Work to be completed – Nothing in the records that follow should differ once you have copied them out.

Record set –
::::::

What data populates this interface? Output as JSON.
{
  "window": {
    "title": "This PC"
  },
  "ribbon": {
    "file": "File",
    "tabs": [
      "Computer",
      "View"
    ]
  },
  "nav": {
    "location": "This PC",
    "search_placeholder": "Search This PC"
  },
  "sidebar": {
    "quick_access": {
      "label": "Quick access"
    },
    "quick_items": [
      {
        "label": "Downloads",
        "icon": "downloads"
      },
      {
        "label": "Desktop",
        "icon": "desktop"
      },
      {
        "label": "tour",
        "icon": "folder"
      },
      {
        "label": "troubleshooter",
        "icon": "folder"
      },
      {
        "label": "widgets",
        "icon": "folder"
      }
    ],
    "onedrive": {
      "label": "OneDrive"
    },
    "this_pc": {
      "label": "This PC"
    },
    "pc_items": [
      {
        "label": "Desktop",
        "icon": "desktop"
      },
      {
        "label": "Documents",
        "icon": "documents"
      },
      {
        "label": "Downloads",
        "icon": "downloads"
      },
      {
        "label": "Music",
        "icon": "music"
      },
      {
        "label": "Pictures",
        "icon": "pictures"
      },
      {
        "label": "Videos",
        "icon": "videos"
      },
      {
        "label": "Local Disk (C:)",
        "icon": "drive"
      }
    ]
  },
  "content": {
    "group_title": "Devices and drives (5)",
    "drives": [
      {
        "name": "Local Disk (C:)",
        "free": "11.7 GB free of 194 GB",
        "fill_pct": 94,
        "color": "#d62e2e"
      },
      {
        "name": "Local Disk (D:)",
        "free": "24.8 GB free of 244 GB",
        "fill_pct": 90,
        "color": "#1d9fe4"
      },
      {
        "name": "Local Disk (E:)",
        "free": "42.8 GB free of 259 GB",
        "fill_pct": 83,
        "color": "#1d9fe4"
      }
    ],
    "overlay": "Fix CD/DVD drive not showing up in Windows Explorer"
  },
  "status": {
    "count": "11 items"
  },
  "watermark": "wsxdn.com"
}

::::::

Output of the exercise –
What data populates this interface? Output as JSON.
{
  "window": {
    "title": "This PC"
  },
  "ribbon": {
    "file": "File",
    "tabs": [
      "Computer",
      "View"
    ]
  },
  "nav": {
    "location": "This PC",
    "search_placeholder": "Search This PC"
  },
  "sidebar": {
    "quick_access": {
      "label": "Quick access"
    },
    "quick_items": [
      {
        "label": "Downloads",
        "icon": "downloads"
      },
      {
        "label": "Desktop",
        "icon": "desktop"
      },
      {
        "label": "tour",
        "icon": "folder"
      },
      {
        "label": "troubleshooter",
        "icon": "folder"
      },
      {
        "label": "widgets",
        "icon": "folder"
      }
    ],
    "onedrive": {
      "label": "OneDrive"
    },
    "this_pc": {
      "label": "This PC"
    },
    "pc_items": [
      {
        "label": "Desktop",
        "icon": "desktop"
      },
      {
        "label": "Documents",
        "icon": "documents"
      },
      {
        "label": "Downloads",
        "icon": "downloads"
      },
      {
        "label": "Music",
        "icon": "music"
      },
      {
        "label": "Pictures",
        "icon": "pictures"
      },
      {
        "label": "Videos",
        "icon": "videos"
      },
      {
        "label": "Local Disk (C:)",
        "icon": "drive"
      }
    ]
  },
  "content": {
    "group_title": "Devices and drives (5)",
    "drives": [
      {
        "name": "Local Disk (C:)",
        "free": "11.7 GB free of 194 GB",
        "fill_pct": 94,
        "color": "#d62e2e"
      },
      {
        "name": "Local Disk (D:)",
        "free": "24.8 GB free of 244 GB",
        "fill_pct": 90,
        "color": "#1d9fe4"
      },
      {
        "name": "Local Disk (E:)",
        "free": "42.8 GB free of 259 GB",
        "fill_pct": 83,
        "color": "#1d9fe4"
      }
    ],
    "overlay": "Fix CD/DVD drive not showing up in Windows Explorer"
  },
  "status": {
    "count": "11 items"
  },
  "watermark": "wsxdn.com"
}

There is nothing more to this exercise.